Visitors to an upcoming demonstration/exhibit at the Yale School of Art, 1156 Chapel Street, will be able to observe the creative process unfolding as a group of artists figure out how to “make do” with a material of their choice, and then later see the artists’ achievements on display.
The demonstration/exhibition, titled “Making Do,” explores the creative process as much as it spotlights the object that has been made. The five young artists participating in the show will be limited to working with materials they have chosen beforehand. The artists can be observed this week, October 15–22, in the act of creation when visitors will also be able to ask questions about the process. The artists’ creations (sometimes a type of performance) will then be on display October 24–November 7.
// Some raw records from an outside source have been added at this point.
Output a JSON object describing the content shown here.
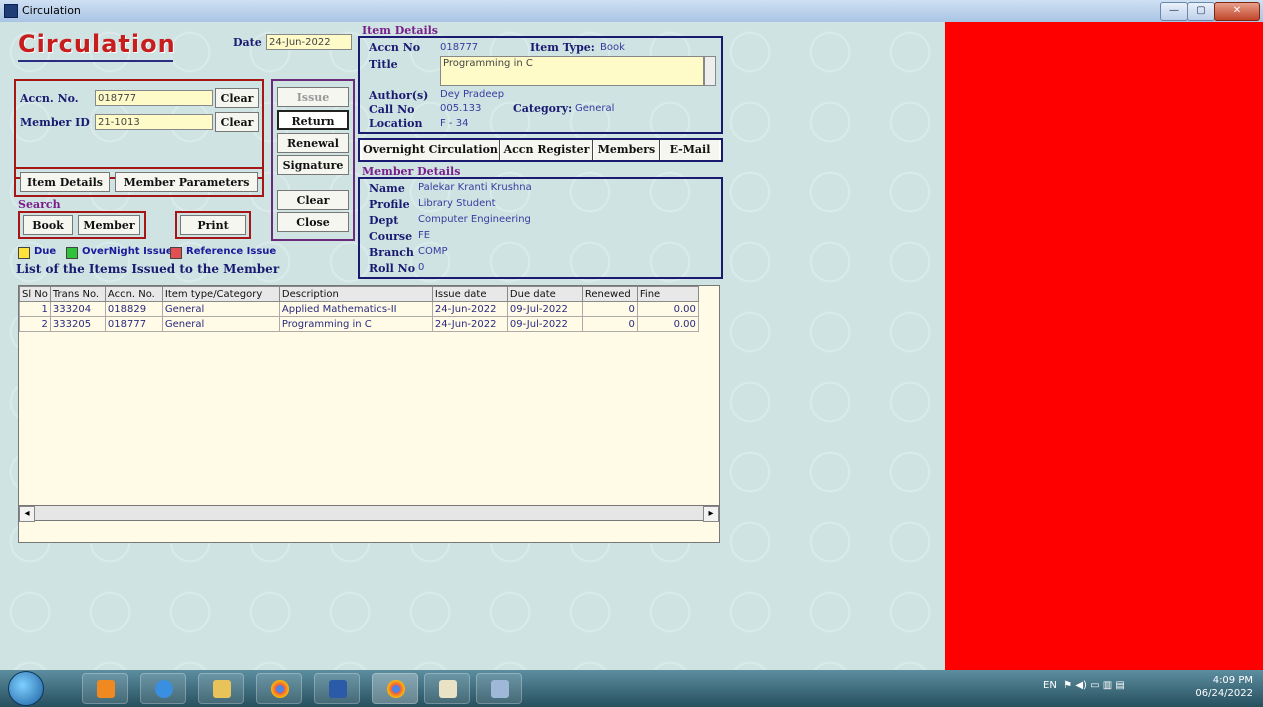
{
  "window": {
    "title": "Circulation",
    "min": "—",
    "max": "▢",
    "close": "✕"
  },
  "header": {
    "logo": "Circulation",
    "date_label": "Date",
    "date_value": "24-Jun-2022"
  },
  "entry": {
    "accn_label": "Accn. No.",
    "accn_value": "018777",
    "member_label": "Member ID",
    "member_value": "21-1013",
    "clear1": "Clear",
    "clear2": "Clear"
  },
  "actions": {
    "issue": "Issue",
    "return": "Return",
    "renewal": "Renewal",
    "signature": "Signature",
    "clear": "Clear",
    "close": "Close"
  },
  "links": {
    "item_details": "Item Details",
    "member_parameters": "Member Parameters"
  },
  "search": {
    "label": "Search",
    "book": "Book",
    "member": "Member",
    "print": "Print"
  },
  "legend": {
    "due": "Due",
    "overnight": "OverNight Issue",
    "reference": "Reference Issue"
  },
  "list_title": "List of the Items Issued to the Member",
  "item_details": {
    "section": "Item Details",
    "accn_label": "Accn No",
    "accn_value": "018777",
    "item_type_label": "Item Type:",
    "item_type_value": "Book",
    "title_label": "Title",
    "title_value": "Programming in C",
    "author_label": "Author(s)",
    "author_value": "Dey Pradeep",
    "callno_label": "Call No",
    "callno_value": "005.133",
    "category_label": "Category:",
    "category_value": "General",
    "location_label": "Location",
    "location_value": "F - 34"
  },
  "tabs": {
    "overnight": "Overnight Circulation",
    "accn_register": "Accn Register",
    "members": "Members",
    "email": "E-Mail"
  },
  "member_details": {
    "section": "Member Details",
    "name_label": "Name",
    "name_value": "Palekar Kranti Krushna",
    "profile_label": "Profile",
    "profile_value": "Library Student",
    "dept_label": "Dept",
    "dept_value": "Computer Engineering",
    "course_label": "Course",
    "course_value": "FE",
    "branch_label": "Branch",
    "branch_value": "COMP",
    "roll_label": "Roll No",
    "roll_value": "0"
  },
  "table": {
    "columns": [
      "Sl No",
      "Trans No.",
      "Accn. No.",
      "Item type/Category",
      "Description",
      "Issue date",
      "Due date",
      "Renewed",
      "Fine"
    ],
    "rows": [
      [
        "1",
        "333204",
        "018829",
        "General",
        "Applied Mathematics-II",
        "24-Jun-2022",
        "09-Jul-2022",
        "0",
        "0.00"
      ],
      [
        "2",
        "333205",
        "018777",
        "General",
        "Programming in C",
        "24-Jun-2022",
        "09-Jul-2022",
        "0",
        "0.00"
      ]
    ]
  },
  "scroll": {
    "left": "◂",
    "right": "▸"
  },
  "tray": {
    "lang": "EN",
    "time": "4:09 PM",
    "date": "06/24/2022"
  },
  "colors": {
    "panel": "#ff0000",
    "accent": "#c81d1d",
    "navy": "#1a1a70"
  }
}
The exhibition is curated by Robert Storr, dean of the School of Art, and Samuel Messer, associate dean. Storr, a leading curator and critic as well as an artist, sees the exhibition as exemplifying “neither a return to the purist traditional concept of ‘truth to materials’ nor to the purist modernist one of ‘less is more.’” What each artist produces in this exhibition, says the dean, “can be an art of ‘muchness’ or an ‘ultra povera art of extreme spareness; it can be lasting or totally ephemeral. In essence, though, it consists of anything the artist chooses to do while making do with a given material of his or her choice.”
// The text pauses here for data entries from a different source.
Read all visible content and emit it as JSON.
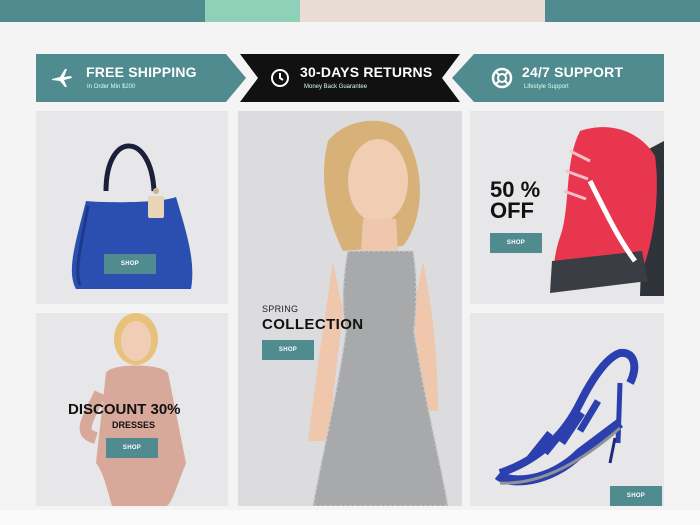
{
  "features": [
    {
      "title": "FREE SHIPPING",
      "subtitle": "In Order Min $200",
      "icon": "airplane-icon"
    },
    {
      "title": "30-DAYS RETURNS",
      "subtitle": "Money Back Guarantee",
      "icon": "clock-icon"
    },
    {
      "title": "24/7 SUPPORT",
      "subtitle": "Lifestyle Support",
      "icon": "lifebuoy-icon"
    }
  ],
  "tiles": {
    "bag": {
      "shop_label": "SHOP",
      "image": "blue-handbag"
    },
    "dress": {
      "title": "DISCOUNT 30%",
      "subtitle": "DRESSES",
      "shop_label": "SHOP",
      "image": "woman-pink-dress"
    },
    "center": {
      "kicker": "SPRING",
      "title": "COLLECTION",
      "shop_label": "SHOP",
      "image": "woman-sequin-gown"
    },
    "sneaker": {
      "offer_line1": "50 %",
      "offer_line2": "OFF",
      "shop_label": "SHOP",
      "image": "red-sneaker"
    },
    "sandal": {
      "shop_label": "SHOP",
      "image": "blue-strappy-sandal"
    }
  },
  "colors": {
    "accent": "#4f8b8f",
    "dark": "#111111",
    "tile_bg": "#e7e6e8"
  }
}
Featured in “Making Do” are conceptual artist Matt Johnson, video-performance
artist Traci Tulliius, sculptor Kate Costello, photographer Demetrius Oliver and graphic artist Jorg Lehni.
Johnson describes his work as “the assemblage and manipulation of raw material … generally reclaimed from the urban/industrial environment” and in many respects bearing testimony to its “previous lives.”
Tullius makes semi-autobiographical videos reflecting her self-described “ongoing fascination with the absurd, the banal and the intensely personal.”
Costello is a widely exhibited artist who specializes in three-dimensional portraits (busts).
Oliver’s photographs have been exhibited in solo shows at the Contemporary Arts Museum in Houston, Atlanta Contemporary, P.S. 1 MoMA and Inman Gallery, as well as in group exhibitions at the Studio Museum in Harlem and Zacheta National Gallery of Art in Poland.
Lehni, a native of Lucerne, Switzerland, is an independent designer and engineer who explores the way people interact with technology in the software/art he creates. He collaborated with the engineer Uli Franke to create Hektor, a “Spray-paint Output Device” for laptop computers.
Johnson, Costello and Lehni can be visited as they work in studios in the School of Art’s Green Hall, 1156 Chapel St. Tullius will make videos at various sites in New Haven, and Oliver can be observed taking pictures of himself at the Duncan Hotel, 1151 Chapel St. in New Haven. The artists can be observed in the process of creation on weekdays between October 15 and October 22, 10 a.m.–6 p.m.
Their works will be on display weekdays between October 24 and November 7 in Green Hall, 10 a.m.–6 p.m.
For more information about the exhibition, contact Samuel Messer at (203) 432-2606 or Samuel.email@example.com.
Dorie Baker: firstname.lastname@example.org, 203-432-1345